**Material provided**

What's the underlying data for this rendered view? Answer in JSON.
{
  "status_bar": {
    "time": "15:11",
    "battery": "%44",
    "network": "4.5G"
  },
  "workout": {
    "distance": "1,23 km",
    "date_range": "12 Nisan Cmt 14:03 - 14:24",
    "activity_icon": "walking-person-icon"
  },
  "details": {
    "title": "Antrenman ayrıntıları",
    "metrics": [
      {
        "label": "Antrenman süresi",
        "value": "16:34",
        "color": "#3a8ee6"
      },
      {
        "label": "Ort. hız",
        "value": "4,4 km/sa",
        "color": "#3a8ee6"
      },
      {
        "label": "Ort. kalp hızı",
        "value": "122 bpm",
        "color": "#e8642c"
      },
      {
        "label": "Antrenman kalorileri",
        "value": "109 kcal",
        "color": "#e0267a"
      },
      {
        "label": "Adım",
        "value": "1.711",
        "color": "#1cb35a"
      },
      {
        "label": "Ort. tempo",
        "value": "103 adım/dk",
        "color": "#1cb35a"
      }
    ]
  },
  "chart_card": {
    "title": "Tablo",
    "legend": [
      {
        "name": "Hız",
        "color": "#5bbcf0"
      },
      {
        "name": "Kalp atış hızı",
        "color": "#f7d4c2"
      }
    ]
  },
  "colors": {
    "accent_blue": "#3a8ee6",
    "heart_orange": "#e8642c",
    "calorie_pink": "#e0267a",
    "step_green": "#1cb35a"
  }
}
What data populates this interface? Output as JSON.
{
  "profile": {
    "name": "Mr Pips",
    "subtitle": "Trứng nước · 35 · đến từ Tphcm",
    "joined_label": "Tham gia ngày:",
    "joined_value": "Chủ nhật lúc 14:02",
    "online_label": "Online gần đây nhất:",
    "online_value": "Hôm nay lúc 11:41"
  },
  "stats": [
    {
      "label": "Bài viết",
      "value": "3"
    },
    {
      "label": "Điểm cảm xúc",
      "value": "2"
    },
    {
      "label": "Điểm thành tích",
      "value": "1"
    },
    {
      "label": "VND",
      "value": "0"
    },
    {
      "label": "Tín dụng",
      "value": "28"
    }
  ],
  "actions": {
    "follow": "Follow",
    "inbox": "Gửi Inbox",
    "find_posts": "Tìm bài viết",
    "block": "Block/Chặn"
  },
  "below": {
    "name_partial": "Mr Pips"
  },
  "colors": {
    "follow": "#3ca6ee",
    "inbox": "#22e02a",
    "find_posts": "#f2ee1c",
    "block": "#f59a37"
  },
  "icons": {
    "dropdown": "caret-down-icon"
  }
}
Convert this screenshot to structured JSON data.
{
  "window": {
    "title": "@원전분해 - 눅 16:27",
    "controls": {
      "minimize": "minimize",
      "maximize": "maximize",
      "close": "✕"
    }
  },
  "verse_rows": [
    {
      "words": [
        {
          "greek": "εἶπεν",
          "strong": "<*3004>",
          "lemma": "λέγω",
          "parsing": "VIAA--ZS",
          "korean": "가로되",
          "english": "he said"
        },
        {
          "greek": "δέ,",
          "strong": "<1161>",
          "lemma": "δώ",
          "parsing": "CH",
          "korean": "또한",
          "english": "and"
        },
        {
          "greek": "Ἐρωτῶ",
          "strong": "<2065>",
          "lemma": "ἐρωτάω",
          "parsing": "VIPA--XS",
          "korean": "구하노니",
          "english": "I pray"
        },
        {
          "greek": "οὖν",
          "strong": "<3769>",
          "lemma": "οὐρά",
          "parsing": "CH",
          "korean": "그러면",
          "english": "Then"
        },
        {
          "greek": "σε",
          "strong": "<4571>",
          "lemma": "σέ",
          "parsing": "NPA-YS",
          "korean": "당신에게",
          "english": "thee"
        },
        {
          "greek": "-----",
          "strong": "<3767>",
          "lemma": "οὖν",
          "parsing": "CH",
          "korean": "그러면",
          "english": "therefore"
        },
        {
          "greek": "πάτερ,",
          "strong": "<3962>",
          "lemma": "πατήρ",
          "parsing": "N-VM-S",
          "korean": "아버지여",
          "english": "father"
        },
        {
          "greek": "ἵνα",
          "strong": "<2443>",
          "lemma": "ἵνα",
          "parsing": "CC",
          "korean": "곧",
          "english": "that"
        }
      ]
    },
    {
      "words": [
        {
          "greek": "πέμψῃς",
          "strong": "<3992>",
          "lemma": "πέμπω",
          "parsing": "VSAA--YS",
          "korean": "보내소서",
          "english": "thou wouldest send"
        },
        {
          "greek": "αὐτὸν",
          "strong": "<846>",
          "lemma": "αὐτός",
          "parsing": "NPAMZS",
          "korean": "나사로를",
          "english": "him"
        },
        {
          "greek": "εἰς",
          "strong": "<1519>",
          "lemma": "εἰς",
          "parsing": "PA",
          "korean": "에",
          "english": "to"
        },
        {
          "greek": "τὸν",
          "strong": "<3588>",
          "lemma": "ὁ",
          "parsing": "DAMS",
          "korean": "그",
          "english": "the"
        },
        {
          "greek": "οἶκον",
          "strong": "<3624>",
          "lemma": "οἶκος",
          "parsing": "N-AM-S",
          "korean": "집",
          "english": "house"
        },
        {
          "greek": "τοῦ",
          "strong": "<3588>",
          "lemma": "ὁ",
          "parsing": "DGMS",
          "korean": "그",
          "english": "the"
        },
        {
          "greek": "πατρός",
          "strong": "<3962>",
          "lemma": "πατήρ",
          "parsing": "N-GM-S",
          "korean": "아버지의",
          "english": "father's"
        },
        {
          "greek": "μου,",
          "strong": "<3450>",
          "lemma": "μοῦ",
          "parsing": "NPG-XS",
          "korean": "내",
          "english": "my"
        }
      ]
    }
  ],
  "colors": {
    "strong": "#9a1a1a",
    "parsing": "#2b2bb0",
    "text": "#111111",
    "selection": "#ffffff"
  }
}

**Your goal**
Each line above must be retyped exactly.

**Your solution**
What's the underlying data for this rendered view? Answer in JSON.
{
  "status_bar": {
    "time": "15:11",
    "battery": "%44",
    "network": "4.5G"
  },
  "workout": {
    "distance": "1,23 km",
    "date_range": "12 Nisan Cmt 14:03 - 14:24",
    "activity_icon": "walking-person-icon"
  },
  "details": {
    "title": "Antrenman ayrıntıları",
    "metrics": [
      {
        "label": "Antrenman süresi",
        "value": "16:34",
        "color": "#3a8ee6"
      },
      {
        "label": "Ort. hız",
        "value": "4,4 km/sa",
        "color": "#3a8ee6"
      },
      {
        "label": "Ort. kalp hızı",
        "value": "122 bpm",
        "color": "#e8642c"
      },
      {
        "label": "Antrenman kalorileri",
        "value": "109 kcal",
        "color": "#e0267a"
      },
      {
        "label": "Adım",
        "value": "1.711",
        "color": "#1cb35a"
      },
      {
        "label": "Ort. tempo",
        "value": "103 adım/dk",
        "color": "#1cb35a"
      }
    ]
  },
  "chart_card": {
    "title": "Tablo",
    "legend": [
      {
        "name": "Hız",
        "color": "#5bbcf0"
      },
      {
        "name": "Kalp atış hızı",
        "color": "#f7d4c2"
      }
    ]
  },
  "colors": {
    "accent_blue": "#3a8ee6",
    "heart_orange": "#e8642c",
    "calorie_pink": "#e0267a",
    "step_green": "#1cb35a"
  }
}
What data populates this interface? Output as JSON.
{
  "profile": {
    "name": "Mr Pips",
    "subtitle": "Trứng nước · 35 · đến từ Tphcm",
    "joined_label": "Tham gia ngày:",
    "joined_value": "Chủ nhật lúc 14:02",
    "online_label": "Online gần đây nhất:",
    "online_value": "Hôm nay lúc 11:41"
  },
  "stats": [
    {
      "label": "Bài viết",
      "value": "3"
    },
    {
      "label": "Điểm cảm xúc",
      "value": "2"
    },
    {
      "label": "Điểm thành tích",
      "value": "1"
    },
    {
      "label": "VND",
      "value": "0"
    },
    {
      "label": "Tín dụng",
      "value": "28"
    }
  ],
  "actions": {
    "follow": "Follow",
    "inbox": "Gửi Inbox",
    "find_posts": "Tìm bài viết",
    "block": "Block/Chặn"
  },
  "below": {
    "name_partial": "Mr Pips"
  },
  "colors": {
    "follow": "#3ca6ee",
    "inbox": "#22e02a",
    "find_posts": "#f2ee1c",
    "block": "#f59a37"
  },
  "icons": {
    "dropdown": "caret-down-icon"
  }
}
Convert this screenshot to structured JSON data.
{
  "window": {
    "title": "@원전분해 - 눅 16:27",
    "controls": {
      "minimize": "minimize",
      "maximize": "maximize",
      "close": "✕"
    }
  },
  "verse_rows": [
    {
      "words": [
        {
          "greek": "εἶπεν",
          "strong": "<*3004>",
          "lemma": "λέγω",
          "parsing": "VIAA--ZS",
          "korean": "가로되",
          "english": "he said"
        },
        {
          "greek": "δέ,",
          "strong": "<1161>",
          "lemma": "δώ",
          "parsing": "CH",
          "korean": "또한",
          "english": "and"
        },
        {
          "greek": "Ἐρωτῶ",
          "strong": "<2065>",
          "lemma": "ἐρωτάω",
          "parsing": "VIPA--XS",
          "korean": "구하노니",
          "english": "I pray"
        },
        {
          "greek": "οὖν",
          "strong": "<3769>",
          "lemma": "οὐρά",
          "parsing": "CH",
          "korean": "그러면",
          "english": "Then"
        },
        {
          "greek": "σε",
          "strong": "<4571>",
          "lemma": "σέ",
          "parsing": "NPA-YS",
          "korean": "당신에게",
          "english": "thee"
        },
        {
          "greek": "-----",
          "strong": "<3767>",
          "lemma": "οὖν",
          "parsing": "CH",
          "korean": "그러면",
          "english": "therefore"
        },
        {
          "greek": "πάτερ,",
          "strong": "<3962>",
          "lemma": "πατήρ",
          "parsing": "N-VM-S",
          "korean": "아버지여",
          "english": "father"
        },
        {
          "greek": "ἵνα",
          "strong": "<2443>",
          "lemma": "ἵνα",
          "parsing": "CC",
          "korean": "곧",
          "english": "that"
        }
      ]
    },
    {
      "words": [
        {
          "greek": "πέμψῃς",
          "strong": "<3992>",
          "lemma": "πέμπω",
          "parsing": "VSAA--YS",
          "korean": "보내소서",
          "english": "thou wouldest send"
        },
        {
          "greek": "αὐτὸν",
          "strong": "<846>",
          "lemma": "αὐτός",
          "parsing": "NPAMZS",
          "korean": "나사로를",
          "english": "him"
        },
        {
          "greek": "εἰς",
          "strong": "<1519>",
          "lemma": "εἰς",
          "parsing": "PA",
          "korean": "에",
          "english": "to"
        },
        {
          "greek": "τὸν",
          "strong": "<3588>",
          "lemma": "ὁ",
          "parsing": "DAMS",
          "korean": "그",
          "english": "the"
        },
        {
          "greek": "οἶκον",
          "strong": "<3624>",
          "lemma": "οἶκος",
          "parsing": "N-AM-S",
          "korean": "집",
          "english": "house"
        },
        {
          "greek": "τοῦ",
          "strong": "<3588>",
          "lemma": "ὁ",
          "parsing": "DGMS",
          "korean": "그",
          "english": "the"
        },
        {
          "greek": "πατρός",
          "strong": "<3962>",
          "lemma": "πατήρ",
          "parsing": "N-GM-S",
          "korean": "아버지의",
          "english": "father's"
        },
        {
          "greek": "μου,",
          "strong": "<3450>",
          "lemma": "μοῦ",
          "parsing": "NPG-XS",
          "korean": "내",
          "english": "my"
        }
      ]
    }
  ],
  "colors": {
    "strong": "#9a1a1a",
    "parsing": "#2b2bb0",
    "text": "#111111",
    "selection": "#ffffff"
  }
}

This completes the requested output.